To encourage children to explore some different painting techniques in your outdoor space, there is nothing more engaging than being able to make your own paint. That can be as simple as mud paint (more of that tomorrow) or you can try making berry paint.
Berries are in abundance at this time of the year and obviously not all of them are safe for children to work with. So, you would always check the berries you are using and have the conversation with the children about how some berries can be dangerous.
I stuck to using familiar berries like raspberries, blackberries and blueberries.
You need to be able to extract the juice from the berries (the fun bit), so you will also need something to squash them with. I used a pestle and mortar.
I also encouraged the children to add some water to the mix, using their outdoor urn and these side handled pourers.
Once you have squashed them they will have lots of bits of skin and seeds floating about. This can be great if you want to explore texture and also talk about the deconstructed properties of the berry.
If you want a ‘smoother’ paint – and for me, it was about adding in another process, then you can strain your berry paint.
I used really cheap jam strainers, but if you haven’t got one then a fishing net will do the job just as well.
The jam strainers were on offer from Ocado, the silver bowls from IKEA and the copper jugs from a car boot sale.
Once your juice has been strained, then you can paint with it.
Different berries will give you different concentrations of juice, so sometimes you will get light coloured paint and sometimes dark.
Once the children are familiar with the process, they will go back again and again to make more – squeezing out every last drop!
On that note, some berry juice may stain – so check that before you start or be prepared to send children home with red and purple hands!
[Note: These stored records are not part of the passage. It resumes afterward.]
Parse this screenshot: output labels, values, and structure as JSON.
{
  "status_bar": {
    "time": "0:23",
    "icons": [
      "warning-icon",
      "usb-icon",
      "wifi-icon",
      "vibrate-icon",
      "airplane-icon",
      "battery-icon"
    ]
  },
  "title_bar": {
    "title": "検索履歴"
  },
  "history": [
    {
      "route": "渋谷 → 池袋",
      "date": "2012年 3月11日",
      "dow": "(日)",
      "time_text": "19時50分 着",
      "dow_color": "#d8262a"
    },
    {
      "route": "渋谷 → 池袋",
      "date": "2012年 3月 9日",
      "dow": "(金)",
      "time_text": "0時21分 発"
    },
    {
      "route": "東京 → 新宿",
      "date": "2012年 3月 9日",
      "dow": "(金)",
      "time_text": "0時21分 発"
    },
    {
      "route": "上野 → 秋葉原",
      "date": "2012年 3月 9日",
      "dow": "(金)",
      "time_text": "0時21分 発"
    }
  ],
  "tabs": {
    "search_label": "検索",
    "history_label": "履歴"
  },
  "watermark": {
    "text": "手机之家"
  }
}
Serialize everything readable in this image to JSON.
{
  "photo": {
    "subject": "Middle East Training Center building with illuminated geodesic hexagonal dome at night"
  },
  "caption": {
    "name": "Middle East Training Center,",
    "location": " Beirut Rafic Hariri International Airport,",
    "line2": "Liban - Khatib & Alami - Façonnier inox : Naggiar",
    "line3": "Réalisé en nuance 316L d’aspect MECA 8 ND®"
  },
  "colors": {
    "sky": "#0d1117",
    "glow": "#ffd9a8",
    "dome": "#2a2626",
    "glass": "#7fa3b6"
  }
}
If you have got any paint left over then you can always keep it for future use.
Of course, it doesn’t have to be berries, you can also (try) and make paint from grass, leaves..anything you can grind up or squish. Although the paint is a great outcome at the end, the processes that the children are exploring in the creation of that paint are brilliant.